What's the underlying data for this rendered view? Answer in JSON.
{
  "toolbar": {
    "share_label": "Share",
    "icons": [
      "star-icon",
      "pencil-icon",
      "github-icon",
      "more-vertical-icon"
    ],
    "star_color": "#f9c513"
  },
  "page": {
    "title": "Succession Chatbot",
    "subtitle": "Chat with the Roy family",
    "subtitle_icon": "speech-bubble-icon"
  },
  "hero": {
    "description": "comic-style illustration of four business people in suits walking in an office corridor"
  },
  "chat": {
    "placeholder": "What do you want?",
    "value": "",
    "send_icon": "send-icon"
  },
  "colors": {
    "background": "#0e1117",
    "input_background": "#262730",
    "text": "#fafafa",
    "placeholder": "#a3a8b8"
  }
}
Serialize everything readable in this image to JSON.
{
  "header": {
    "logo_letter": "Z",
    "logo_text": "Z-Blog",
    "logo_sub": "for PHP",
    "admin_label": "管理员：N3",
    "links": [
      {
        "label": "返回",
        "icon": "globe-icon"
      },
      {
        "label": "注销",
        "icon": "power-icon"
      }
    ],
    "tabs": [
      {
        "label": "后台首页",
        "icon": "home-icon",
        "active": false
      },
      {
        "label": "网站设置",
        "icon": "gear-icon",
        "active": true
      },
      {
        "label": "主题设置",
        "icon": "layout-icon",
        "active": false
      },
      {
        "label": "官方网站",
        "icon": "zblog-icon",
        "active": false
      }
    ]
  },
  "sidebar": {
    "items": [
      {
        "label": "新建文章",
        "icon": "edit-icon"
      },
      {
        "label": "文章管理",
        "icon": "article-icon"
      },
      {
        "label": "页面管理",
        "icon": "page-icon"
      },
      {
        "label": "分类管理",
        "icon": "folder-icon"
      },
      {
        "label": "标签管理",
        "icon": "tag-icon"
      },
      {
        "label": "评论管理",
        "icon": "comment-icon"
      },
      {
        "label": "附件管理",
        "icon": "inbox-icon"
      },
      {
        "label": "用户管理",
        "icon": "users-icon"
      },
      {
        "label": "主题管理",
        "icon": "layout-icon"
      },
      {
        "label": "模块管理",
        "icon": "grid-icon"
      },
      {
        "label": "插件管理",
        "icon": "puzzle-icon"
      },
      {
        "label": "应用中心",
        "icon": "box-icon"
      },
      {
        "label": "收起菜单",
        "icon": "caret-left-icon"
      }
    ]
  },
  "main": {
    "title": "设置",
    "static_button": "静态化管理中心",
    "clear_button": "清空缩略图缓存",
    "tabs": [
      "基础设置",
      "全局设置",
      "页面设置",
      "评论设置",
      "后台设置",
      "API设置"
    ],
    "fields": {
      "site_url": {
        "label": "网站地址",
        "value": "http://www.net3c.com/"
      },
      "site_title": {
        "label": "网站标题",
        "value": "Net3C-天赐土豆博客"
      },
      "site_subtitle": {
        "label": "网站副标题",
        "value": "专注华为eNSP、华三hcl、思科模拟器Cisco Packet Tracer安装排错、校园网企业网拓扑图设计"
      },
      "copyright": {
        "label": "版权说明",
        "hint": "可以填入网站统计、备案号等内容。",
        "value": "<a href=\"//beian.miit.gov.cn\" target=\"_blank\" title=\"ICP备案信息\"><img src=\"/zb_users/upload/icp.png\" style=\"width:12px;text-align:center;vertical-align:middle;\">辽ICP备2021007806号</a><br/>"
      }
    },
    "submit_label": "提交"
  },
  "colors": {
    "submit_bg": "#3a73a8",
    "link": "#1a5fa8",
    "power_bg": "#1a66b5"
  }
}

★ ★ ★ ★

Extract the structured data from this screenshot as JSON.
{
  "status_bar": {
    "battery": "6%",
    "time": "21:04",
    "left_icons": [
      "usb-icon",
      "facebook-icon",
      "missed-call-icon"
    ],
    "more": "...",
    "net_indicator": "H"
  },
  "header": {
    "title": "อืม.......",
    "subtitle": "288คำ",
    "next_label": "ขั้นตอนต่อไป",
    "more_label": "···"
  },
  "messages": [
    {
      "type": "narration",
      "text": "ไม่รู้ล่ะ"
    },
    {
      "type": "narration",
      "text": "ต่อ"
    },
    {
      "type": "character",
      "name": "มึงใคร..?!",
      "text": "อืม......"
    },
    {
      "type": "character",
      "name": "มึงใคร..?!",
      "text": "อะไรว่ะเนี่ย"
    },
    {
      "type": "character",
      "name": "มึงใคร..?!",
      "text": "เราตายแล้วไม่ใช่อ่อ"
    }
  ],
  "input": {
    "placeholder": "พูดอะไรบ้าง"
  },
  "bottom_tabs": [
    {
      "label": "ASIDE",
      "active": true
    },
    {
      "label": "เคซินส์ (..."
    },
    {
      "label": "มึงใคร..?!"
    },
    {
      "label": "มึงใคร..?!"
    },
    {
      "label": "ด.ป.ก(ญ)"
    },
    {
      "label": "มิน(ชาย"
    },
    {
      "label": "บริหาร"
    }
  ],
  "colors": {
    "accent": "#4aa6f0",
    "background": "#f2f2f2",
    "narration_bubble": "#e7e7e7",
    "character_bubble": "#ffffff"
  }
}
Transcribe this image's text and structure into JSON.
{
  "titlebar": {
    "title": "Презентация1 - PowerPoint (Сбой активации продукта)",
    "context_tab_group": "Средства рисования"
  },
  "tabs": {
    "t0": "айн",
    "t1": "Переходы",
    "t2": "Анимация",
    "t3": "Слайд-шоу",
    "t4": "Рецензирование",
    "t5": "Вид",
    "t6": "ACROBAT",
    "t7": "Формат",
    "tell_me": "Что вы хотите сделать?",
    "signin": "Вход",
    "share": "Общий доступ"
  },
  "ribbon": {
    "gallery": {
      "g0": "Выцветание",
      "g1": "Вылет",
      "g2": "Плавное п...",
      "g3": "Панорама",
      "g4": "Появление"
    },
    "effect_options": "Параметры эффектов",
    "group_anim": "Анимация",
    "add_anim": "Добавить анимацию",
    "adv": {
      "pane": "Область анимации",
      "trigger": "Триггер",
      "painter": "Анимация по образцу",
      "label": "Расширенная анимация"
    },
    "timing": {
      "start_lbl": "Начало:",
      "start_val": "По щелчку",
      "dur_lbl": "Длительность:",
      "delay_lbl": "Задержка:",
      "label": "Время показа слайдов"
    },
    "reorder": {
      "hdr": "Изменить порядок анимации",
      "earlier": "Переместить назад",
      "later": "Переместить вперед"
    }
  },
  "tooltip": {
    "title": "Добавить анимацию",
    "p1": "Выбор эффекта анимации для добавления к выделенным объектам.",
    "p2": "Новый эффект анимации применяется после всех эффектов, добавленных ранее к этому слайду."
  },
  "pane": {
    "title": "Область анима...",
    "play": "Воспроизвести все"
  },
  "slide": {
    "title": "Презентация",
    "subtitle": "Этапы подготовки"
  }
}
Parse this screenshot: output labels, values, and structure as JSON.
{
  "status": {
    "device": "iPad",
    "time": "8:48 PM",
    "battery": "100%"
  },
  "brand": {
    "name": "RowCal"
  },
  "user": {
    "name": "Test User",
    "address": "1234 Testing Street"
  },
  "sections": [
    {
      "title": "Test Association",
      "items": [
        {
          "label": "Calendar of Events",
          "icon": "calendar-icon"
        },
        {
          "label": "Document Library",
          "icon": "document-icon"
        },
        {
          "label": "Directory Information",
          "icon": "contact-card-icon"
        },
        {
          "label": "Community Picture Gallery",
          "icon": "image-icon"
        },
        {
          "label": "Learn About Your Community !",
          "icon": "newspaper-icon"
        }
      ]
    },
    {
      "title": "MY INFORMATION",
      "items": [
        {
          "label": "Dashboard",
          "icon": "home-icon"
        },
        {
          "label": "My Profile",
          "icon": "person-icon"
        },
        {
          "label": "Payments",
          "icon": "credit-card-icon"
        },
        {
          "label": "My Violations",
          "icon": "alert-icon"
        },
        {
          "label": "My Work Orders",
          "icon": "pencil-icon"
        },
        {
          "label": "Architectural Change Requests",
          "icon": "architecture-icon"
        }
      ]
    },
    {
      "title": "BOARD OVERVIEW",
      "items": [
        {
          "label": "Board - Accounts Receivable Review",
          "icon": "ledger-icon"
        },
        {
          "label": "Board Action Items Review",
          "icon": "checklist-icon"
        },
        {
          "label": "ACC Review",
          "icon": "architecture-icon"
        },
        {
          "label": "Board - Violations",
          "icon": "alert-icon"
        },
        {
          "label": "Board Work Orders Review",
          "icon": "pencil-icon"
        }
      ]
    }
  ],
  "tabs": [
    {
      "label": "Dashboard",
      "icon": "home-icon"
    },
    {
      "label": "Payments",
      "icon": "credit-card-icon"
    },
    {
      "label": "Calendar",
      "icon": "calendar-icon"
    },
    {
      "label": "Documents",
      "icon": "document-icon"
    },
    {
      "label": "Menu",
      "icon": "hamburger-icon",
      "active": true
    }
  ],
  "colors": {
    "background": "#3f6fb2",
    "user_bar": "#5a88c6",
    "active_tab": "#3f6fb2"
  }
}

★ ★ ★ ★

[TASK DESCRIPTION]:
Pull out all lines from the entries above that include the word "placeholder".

[RESULT FOR THIS EXERCISE]:
    "placeholder": "What do you want?",
    "placeholder": "#a3a8b8"
    "placeholder": "พูดอะไรบ้าง"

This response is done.